**Supplied data:**
#####

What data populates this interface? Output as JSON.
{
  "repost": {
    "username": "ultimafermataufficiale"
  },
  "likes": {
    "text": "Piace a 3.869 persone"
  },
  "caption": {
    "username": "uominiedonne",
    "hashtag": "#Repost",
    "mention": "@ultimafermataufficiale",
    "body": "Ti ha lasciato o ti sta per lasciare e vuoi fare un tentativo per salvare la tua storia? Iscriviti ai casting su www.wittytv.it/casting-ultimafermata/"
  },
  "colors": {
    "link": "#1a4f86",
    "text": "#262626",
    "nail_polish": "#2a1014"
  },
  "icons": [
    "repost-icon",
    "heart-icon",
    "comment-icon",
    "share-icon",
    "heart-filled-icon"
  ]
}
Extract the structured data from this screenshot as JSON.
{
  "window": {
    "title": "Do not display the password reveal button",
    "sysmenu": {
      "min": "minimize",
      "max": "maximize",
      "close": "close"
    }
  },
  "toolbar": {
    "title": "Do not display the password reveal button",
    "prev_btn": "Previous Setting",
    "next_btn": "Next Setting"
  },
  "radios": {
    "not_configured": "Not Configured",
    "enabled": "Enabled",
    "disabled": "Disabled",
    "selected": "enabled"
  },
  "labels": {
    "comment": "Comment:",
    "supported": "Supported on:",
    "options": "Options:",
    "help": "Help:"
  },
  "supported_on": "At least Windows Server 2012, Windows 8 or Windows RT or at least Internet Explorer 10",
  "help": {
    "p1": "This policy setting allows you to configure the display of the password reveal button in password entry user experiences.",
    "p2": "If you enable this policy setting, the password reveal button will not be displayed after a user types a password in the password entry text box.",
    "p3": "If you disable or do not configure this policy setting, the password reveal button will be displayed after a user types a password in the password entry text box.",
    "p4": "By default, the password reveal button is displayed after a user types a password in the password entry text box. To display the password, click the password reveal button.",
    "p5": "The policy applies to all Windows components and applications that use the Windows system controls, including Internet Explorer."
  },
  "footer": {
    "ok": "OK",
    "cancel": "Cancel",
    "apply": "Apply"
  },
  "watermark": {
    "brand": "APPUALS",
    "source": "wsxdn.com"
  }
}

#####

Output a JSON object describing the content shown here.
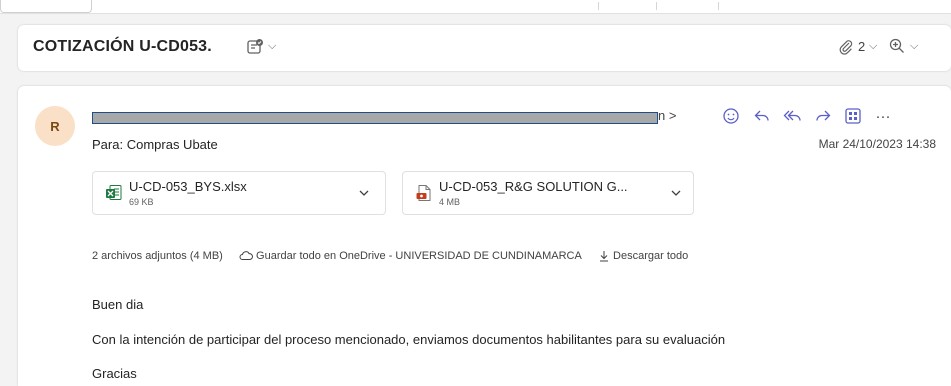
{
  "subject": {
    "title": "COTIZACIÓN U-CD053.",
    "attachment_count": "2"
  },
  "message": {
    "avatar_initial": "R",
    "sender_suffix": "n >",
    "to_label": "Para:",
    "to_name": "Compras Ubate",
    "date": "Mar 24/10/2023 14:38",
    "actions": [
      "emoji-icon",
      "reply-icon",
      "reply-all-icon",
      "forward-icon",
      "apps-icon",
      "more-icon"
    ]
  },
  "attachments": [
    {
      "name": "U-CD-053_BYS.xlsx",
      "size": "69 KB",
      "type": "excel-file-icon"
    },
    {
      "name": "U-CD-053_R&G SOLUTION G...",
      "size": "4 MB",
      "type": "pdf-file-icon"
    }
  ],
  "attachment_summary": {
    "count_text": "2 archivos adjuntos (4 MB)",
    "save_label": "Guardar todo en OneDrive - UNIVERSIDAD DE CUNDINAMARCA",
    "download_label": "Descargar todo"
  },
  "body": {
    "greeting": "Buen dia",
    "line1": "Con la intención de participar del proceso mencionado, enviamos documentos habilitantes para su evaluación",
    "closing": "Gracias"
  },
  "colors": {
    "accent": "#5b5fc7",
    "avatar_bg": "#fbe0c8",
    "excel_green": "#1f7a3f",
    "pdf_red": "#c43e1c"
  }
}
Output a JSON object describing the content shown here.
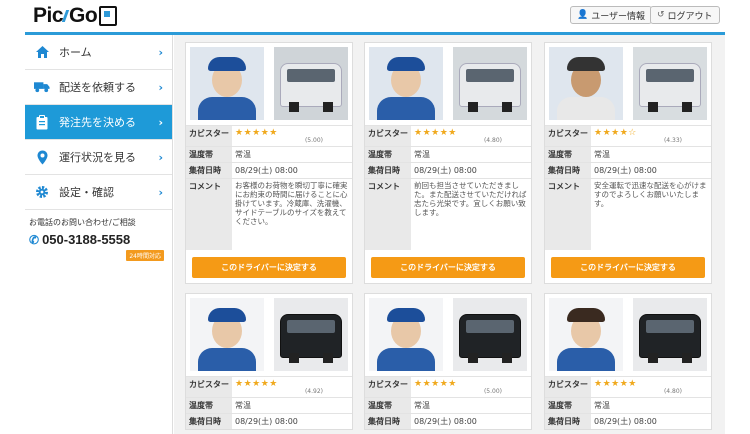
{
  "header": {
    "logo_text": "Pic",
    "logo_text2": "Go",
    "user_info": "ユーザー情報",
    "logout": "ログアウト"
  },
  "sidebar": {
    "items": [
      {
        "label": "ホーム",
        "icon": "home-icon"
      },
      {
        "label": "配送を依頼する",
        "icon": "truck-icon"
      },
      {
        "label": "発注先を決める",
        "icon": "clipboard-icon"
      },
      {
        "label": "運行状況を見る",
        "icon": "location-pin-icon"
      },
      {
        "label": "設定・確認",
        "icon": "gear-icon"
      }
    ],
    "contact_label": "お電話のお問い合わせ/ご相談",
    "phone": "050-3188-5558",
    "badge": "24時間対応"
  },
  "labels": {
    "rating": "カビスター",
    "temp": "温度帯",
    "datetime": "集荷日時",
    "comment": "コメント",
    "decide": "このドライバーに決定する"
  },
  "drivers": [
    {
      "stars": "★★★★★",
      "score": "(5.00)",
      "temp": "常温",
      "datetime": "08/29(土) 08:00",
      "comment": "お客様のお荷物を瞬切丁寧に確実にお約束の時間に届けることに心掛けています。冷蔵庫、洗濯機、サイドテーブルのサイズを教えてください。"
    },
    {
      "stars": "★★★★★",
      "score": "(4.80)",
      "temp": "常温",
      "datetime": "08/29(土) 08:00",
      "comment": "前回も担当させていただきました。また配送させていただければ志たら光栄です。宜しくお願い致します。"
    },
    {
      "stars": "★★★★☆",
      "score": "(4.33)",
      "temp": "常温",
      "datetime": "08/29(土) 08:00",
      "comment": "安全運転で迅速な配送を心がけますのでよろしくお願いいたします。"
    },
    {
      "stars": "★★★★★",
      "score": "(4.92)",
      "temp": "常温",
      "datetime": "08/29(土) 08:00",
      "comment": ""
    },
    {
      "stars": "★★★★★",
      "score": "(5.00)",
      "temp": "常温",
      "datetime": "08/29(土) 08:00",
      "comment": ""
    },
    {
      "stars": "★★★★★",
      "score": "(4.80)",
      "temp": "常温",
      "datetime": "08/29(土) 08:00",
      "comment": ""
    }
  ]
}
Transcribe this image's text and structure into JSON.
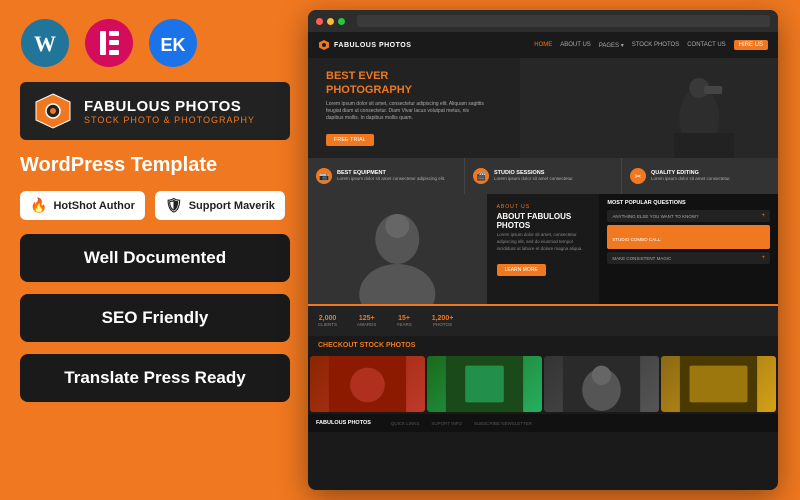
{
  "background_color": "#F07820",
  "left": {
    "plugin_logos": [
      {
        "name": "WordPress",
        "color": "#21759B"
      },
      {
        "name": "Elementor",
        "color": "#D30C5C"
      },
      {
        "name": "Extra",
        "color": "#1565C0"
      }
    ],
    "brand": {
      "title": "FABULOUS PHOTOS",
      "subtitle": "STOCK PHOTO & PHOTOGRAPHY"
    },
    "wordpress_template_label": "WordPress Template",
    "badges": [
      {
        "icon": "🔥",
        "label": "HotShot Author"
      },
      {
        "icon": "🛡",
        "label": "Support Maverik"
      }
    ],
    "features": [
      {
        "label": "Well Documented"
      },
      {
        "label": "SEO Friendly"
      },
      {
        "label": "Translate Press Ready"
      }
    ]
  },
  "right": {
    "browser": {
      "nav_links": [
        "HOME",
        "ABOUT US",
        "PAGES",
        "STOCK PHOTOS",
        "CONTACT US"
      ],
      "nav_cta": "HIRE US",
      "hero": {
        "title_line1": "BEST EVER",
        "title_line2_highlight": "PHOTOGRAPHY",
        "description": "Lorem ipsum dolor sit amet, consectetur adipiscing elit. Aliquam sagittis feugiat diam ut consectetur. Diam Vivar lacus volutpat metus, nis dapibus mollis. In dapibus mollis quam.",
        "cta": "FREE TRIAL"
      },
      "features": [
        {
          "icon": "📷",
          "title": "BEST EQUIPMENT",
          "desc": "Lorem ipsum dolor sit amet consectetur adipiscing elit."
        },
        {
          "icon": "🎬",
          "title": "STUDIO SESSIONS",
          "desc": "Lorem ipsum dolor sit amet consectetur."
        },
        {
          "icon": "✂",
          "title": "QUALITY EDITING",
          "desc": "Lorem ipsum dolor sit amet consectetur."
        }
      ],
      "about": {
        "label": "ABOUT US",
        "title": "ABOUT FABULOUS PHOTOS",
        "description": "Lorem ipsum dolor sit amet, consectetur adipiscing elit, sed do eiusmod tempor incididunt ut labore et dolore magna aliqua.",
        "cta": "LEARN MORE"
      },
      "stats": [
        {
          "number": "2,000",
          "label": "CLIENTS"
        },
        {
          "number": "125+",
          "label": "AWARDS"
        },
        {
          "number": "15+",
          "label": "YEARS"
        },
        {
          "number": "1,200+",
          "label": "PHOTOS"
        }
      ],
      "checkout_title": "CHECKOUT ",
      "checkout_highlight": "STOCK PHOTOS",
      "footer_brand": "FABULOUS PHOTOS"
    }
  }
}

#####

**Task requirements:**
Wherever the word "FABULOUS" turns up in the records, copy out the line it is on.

**Response:**
      "title": "FABULOUS PHOTOS",
        "title": "ABOUT FABULOUS PHOTOS",
      "footer_brand": "FABULOUS PHOTOS"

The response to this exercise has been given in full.